  29. What Rules do you have and how do you enforce them?

  30. Rules:You may be under the spell from: • Your family rules • Your neighborhood rules • Your school rules • Your religion rules

  31. What Are the Rules you hadin yourChildhood?

  32. Rules from your Childhood • “no elbows on the table” • “eat everything off your plate, there are people starving in China” • “no singing at the table” • “were you born in a barn?” • “what happens in this house stays in this house” • “always wear clean underwear when you leave the house, because you never know when you are going to get in an accident”

  33. To Follow Rules the following skills are needed: • Skill 1 - sensitivity to the viewpoints of others • Skill 2 - ability for mutual understanding • Skill 3 - willingness to delay gratification • Skill 4 - high degree of cooperation Hughes (1991)

  34. Do you know adults who do not have these skills yet?

  35. Boys are often labeled ADHD six times more often than Girls…..

  36. Signs that are often used to identify ADHD in Preschoolers: • Inability to sustain attention • Fidgets • Lack of interest in quiet activities • Can be talkative • Clumsy • Difficulty waiting for turns • May grab toys from others This describes more then 75% of children in preschool?

  37. Are they really ADHD or are they simply Highly Active?

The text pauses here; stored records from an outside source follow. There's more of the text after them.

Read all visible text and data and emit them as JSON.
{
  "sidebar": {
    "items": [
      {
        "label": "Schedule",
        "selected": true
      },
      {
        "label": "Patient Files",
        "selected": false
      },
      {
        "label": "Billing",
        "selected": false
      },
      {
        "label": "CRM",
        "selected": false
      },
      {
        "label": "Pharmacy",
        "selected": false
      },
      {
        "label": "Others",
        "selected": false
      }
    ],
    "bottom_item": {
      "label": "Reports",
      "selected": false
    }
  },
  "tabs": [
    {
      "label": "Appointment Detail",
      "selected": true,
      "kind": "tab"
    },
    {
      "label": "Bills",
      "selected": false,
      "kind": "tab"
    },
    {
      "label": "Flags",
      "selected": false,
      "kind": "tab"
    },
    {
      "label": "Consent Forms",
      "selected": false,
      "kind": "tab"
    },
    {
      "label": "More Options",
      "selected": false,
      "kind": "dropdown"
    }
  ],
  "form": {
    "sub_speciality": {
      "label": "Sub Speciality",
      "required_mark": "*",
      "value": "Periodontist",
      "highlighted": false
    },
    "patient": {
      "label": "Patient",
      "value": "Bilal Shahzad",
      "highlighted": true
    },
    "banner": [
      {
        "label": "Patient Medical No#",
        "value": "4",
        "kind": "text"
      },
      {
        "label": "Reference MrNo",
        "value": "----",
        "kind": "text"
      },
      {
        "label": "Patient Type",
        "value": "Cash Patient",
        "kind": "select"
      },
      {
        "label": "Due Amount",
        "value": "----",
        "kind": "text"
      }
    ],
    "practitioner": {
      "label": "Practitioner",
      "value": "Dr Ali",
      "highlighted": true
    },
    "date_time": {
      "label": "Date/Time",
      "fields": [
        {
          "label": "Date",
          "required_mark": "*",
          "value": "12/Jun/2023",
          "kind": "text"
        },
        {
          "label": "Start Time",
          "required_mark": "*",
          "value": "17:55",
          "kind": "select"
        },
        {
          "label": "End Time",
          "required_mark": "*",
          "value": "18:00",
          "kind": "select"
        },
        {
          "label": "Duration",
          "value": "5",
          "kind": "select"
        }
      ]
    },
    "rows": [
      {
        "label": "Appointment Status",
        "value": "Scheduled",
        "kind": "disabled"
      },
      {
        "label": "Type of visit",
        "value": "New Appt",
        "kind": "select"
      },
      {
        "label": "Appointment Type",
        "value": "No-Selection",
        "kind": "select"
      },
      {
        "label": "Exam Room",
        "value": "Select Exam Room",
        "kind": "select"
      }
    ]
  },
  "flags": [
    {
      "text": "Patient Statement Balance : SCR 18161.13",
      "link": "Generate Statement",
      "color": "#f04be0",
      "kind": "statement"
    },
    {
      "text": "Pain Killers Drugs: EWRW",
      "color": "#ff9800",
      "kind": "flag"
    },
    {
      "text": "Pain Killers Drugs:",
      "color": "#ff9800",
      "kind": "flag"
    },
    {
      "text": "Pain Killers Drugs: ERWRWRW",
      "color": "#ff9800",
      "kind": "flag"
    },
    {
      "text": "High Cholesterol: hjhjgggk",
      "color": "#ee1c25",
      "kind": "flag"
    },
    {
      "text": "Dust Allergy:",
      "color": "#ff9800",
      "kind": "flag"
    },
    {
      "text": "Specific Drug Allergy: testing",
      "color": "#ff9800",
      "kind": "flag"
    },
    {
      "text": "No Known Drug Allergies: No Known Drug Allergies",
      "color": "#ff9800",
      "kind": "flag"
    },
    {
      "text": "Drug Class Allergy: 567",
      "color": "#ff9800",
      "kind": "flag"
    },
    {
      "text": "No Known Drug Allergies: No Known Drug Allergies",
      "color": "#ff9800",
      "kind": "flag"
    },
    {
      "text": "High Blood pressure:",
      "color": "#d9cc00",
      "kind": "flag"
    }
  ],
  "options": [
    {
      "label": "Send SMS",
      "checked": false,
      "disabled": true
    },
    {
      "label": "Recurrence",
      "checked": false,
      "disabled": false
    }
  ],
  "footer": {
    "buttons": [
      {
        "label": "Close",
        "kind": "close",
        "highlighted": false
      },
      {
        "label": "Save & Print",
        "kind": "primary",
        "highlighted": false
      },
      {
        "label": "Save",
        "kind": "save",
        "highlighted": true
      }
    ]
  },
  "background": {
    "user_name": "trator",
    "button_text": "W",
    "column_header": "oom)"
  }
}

Very Bored?

  38. A boy’s brain frequently develops from the back (the doing part) towards the front (the thinking part) Girl’s brains develop more from the front to the back. Anne Moir, Brain Sex

  39. Frontal Lobe Development • For females around 16 - 18 years of age • For males around 21-25 years of age You must have a fully developed frontal lope to recognize the difference between right and wrong. Leonard Sax

  40. Frontal Lobe Statements: • “Make a better choice” • “How would you like it if someone hit you?” • “You don’t want to hurt your friends do you?” • “Use your words, not your hands”

  41. Expectations that cause Failure:

  42. What Causes Failure? • Competition • Standing in lines • Waiting my turn • Asking children to share • Expecting them to act like a little adult

  43. Failure: When a child is placed in failure experiences he/she will do anything to avoid it. Even if that means getting hurt or hurting. Failure adds so much stress to the brain. Leo Toupin

  44. I Can’t be a good looser until I have lots of experiences feeling successful. Clare Cherry

  45. Attention You can never get enough….

  46. I get lots of Attention when • I scream • I run • I hit • I throw tantrums • I smile when I have done something you don’t like • I say “make me, you are not my mom” • I make enemies • I make “all hell break loose”

  47. Avoid saying:“Use your words” “I don’t have them yet”…

  48. Males emotional response is on the right side of his brain, while the power to express his feelings in speech is on the left side. Because the two sides are connected by a very small Corpus, the flow of information between one side of the brain and the other is restricted.

  49. It doesn’t mean that boys don’t care…It often has to relate to a physical task

  50. Girls Emotional side of the brain will Initiate and motivate the Cognitive Side. Sometimes decisions are made on emotions…..